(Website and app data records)

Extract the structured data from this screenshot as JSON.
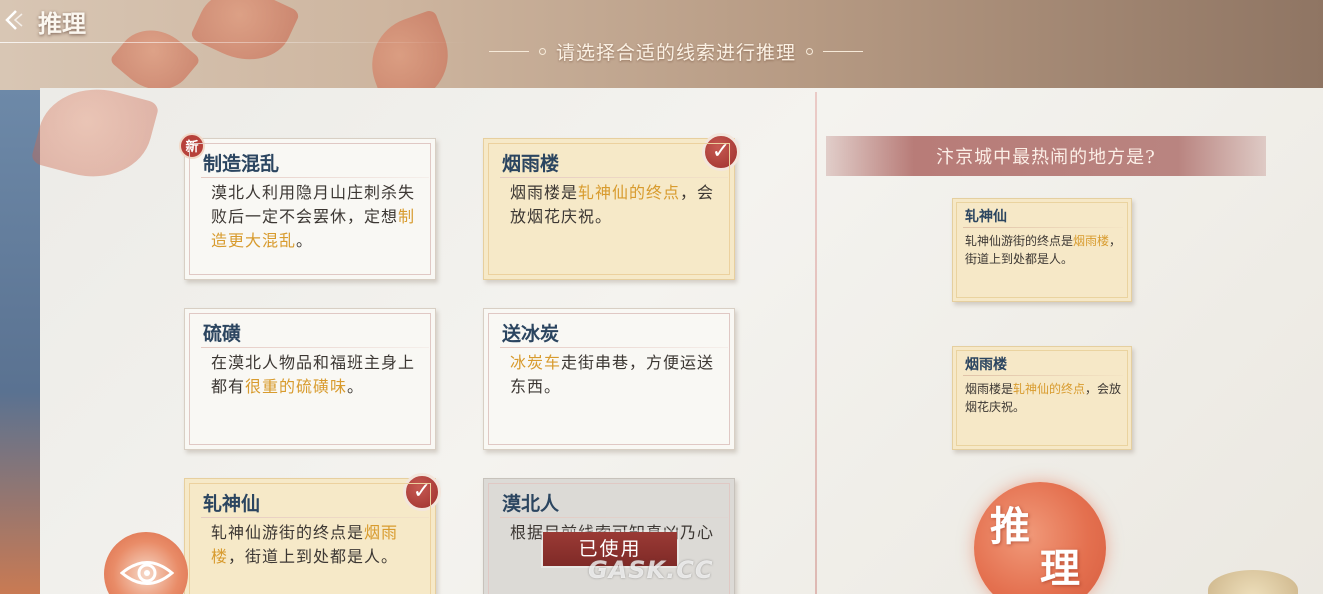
{
  "header": {
    "title": "推理",
    "instruction": "请选择合适的线索进行推理"
  },
  "clues": [
    {
      "title": "制造混乱",
      "is_new": true,
      "new_label": "新",
      "selected": false,
      "used": false,
      "body_parts": [
        "漠北人利用隐月山庄刺杀失败后一定不会罢休，定想",
        "制造更大混乱",
        "。"
      ]
    },
    {
      "title": "烟雨楼",
      "selected": true,
      "used": false,
      "body_parts": [
        "烟雨楼是",
        "轧神仙的终点",
        "，会放烟花庆祝。"
      ]
    },
    {
      "title": "硫磺",
      "selected": false,
      "used": false,
      "body_parts": [
        "在漠北人物品和福班主身上都有",
        "很重的硫磺味",
        "。"
      ]
    },
    {
      "title": "送冰炭",
      "selected": false,
      "used": false,
      "body_parts": [
        "",
        "冰炭车",
        "走街串巷，方便运送东西。"
      ]
    },
    {
      "title": "轧神仙",
      "selected": true,
      "used": false,
      "body_parts": [
        "轧神仙游街的终点是",
        "烟雨楼",
        "，街道上到处都是人。"
      ]
    },
    {
      "title": "漠北人",
      "selected": false,
      "used": true,
      "body_parts": [
        "根据目前线索可知真凶乃心",
        "",
        ""
      ]
    }
  ],
  "used_label": "已使用",
  "question": "汴京城中最热闹的地方是?",
  "answer_slots": [
    {
      "title": "轧神仙",
      "body_parts": [
        "轧神仙游街的终点是",
        "烟雨楼",
        "，街道上到处都是人。"
      ]
    },
    {
      "title": "烟雨楼",
      "body_parts": [
        "烟雨楼是",
        "轧神仙的终点",
        "，会放烟花庆祝。"
      ]
    }
  ],
  "infer_button": {
    "char1": "推",
    "char2": "理"
  },
  "watermark": "GASK.CC",
  "icons": {
    "back": "back-arrow-icon",
    "check": "checkmark-icon",
    "eye": "eye-icon"
  },
  "colors": {
    "highlight": "#d89b2e",
    "title": "#2b4560",
    "badge_red": "#9e2f2c",
    "infer_orange": "#e4704f"
  }
}
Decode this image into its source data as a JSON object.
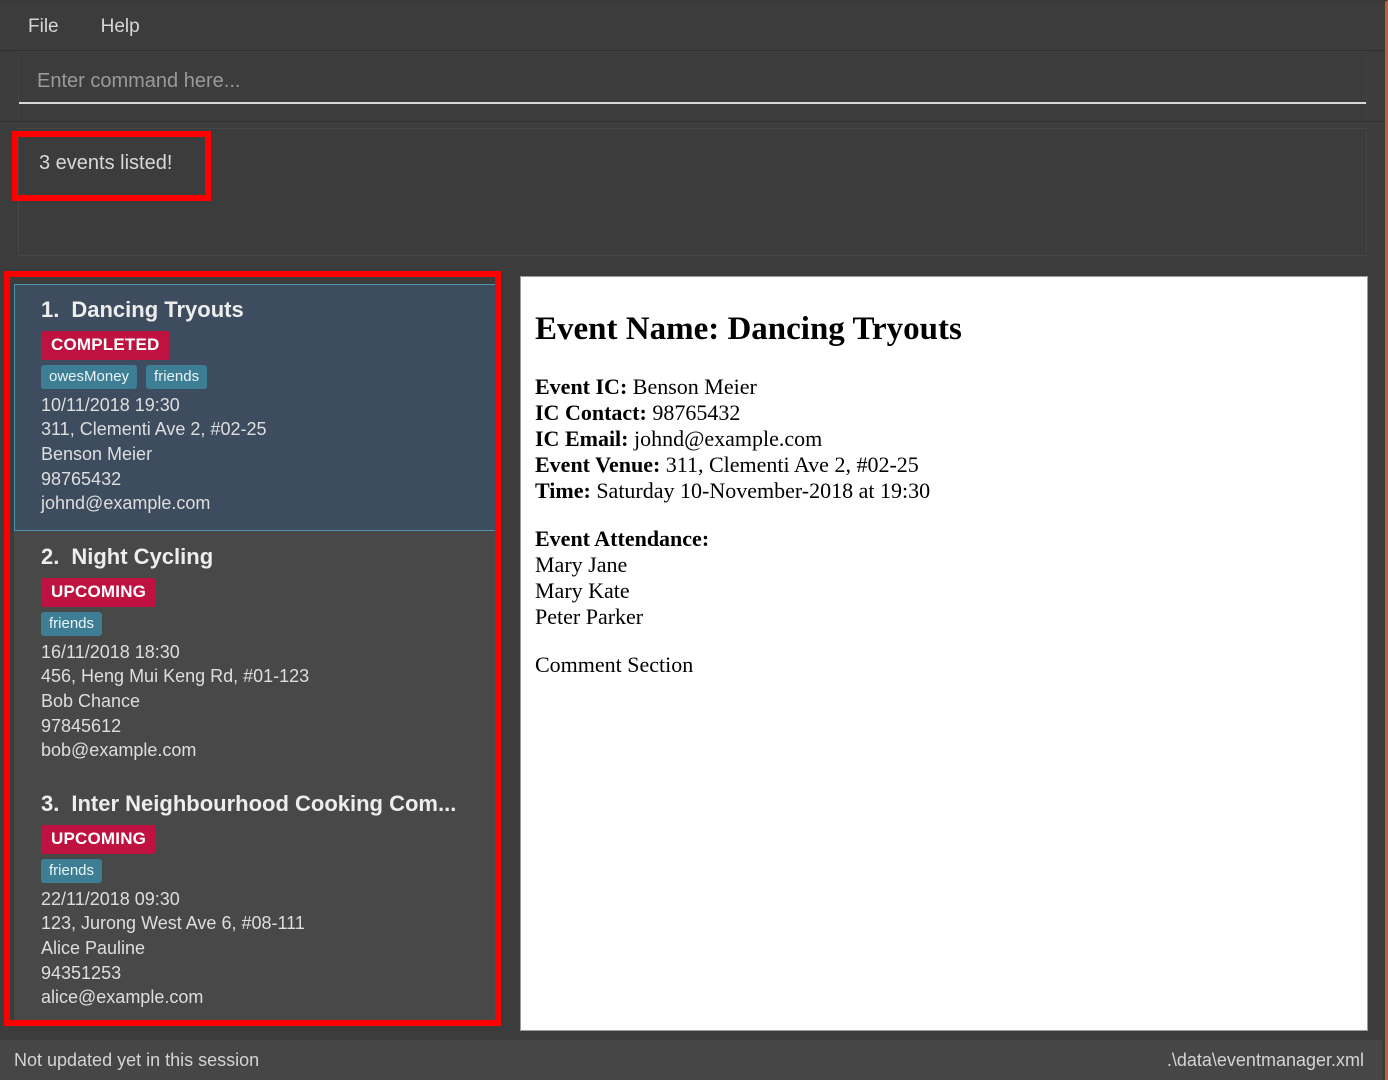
{
  "window": {
    "accent_border_color": "#C0603A",
    "background_color": "#3C3C3C"
  },
  "menubar": {
    "items": [
      {
        "label": "File",
        "name": "menu-file"
      },
      {
        "label": "Help",
        "name": "menu-help"
      }
    ]
  },
  "command": {
    "placeholder": "Enter command here...",
    "value": ""
  },
  "result": {
    "text": "3 events listed!"
  },
  "event_list": {
    "selected_index": 0,
    "items": [
      {
        "index": "1.",
        "title": "Dancing Tryouts",
        "status": "COMPLETED",
        "status_color": "#BF1240",
        "tags": [
          "owesMoney",
          "friends"
        ],
        "datetime": "10/11/2018 19:30",
        "venue": "311, Clementi Ave 2, #02-25",
        "contact_name": "Benson Meier",
        "phone": "98765432",
        "email": "johnd@example.com",
        "selected": true
      },
      {
        "index": "2.",
        "title": "Night Cycling",
        "status": "UPCOMING",
        "status_color": "#BF1240",
        "tags": [
          "friends"
        ],
        "datetime": "16/11/2018 18:30",
        "venue": "456, Heng Mui Keng Rd, #01-123",
        "contact_name": "Bob Chance",
        "phone": "97845612",
        "email": "bob@example.com",
        "selected": false
      },
      {
        "index": "3.",
        "title": "Inter Neighbourhood Cooking Com...",
        "status": "UPCOMING",
        "status_color": "#BF1240",
        "tags": [
          "friends"
        ],
        "datetime": "22/11/2018 09:30",
        "venue": "123, Jurong West Ave 6, #08-111",
        "contact_name": "Alice Pauline",
        "phone": "94351253",
        "email": "alice@example.com",
        "selected": false
      }
    ]
  },
  "detail": {
    "heading": "Event Name: Dancing Tryouts",
    "fields": [
      {
        "label": "Event IC:",
        "value": "Benson Meier"
      },
      {
        "label": "IC Contact:",
        "value": "98765432"
      },
      {
        "label": "IC Email:",
        "value": "johnd@example.com"
      },
      {
        "label": "Event Venue:",
        "value": "311, Clementi Ave 2, #02-25"
      },
      {
        "label": "Time:",
        "value": "Saturday 10-November-2018 at 19:30"
      }
    ],
    "attendance_label": "Event Attendance:",
    "attendees": [
      "Mary Jane",
      "Mary Kate",
      "Peter Parker"
    ],
    "comment_section_label": "Comment Section"
  },
  "statusbar": {
    "sync_status": "Not updated yet in this session",
    "file_path": ".\\data\\eventmanager.xml"
  },
  "annotations": {
    "highlight_color": "#FF0000",
    "boxes": [
      "result-box-highlight",
      "event-list-highlight"
    ]
  }
}
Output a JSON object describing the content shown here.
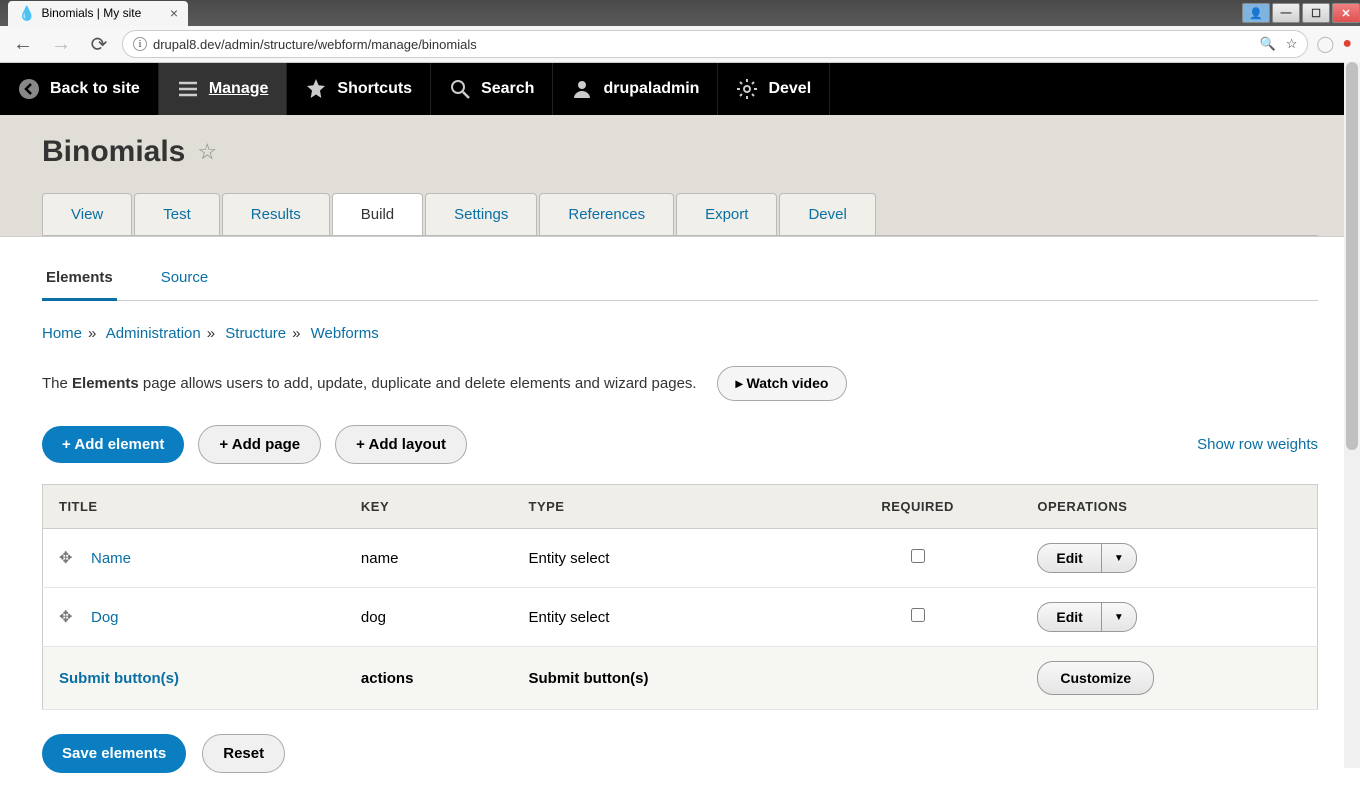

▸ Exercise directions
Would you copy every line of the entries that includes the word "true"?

▸ Written answer
      "is_new": true,
      "selected": true,
      "selected": true,
      "used": true,
        "selected": true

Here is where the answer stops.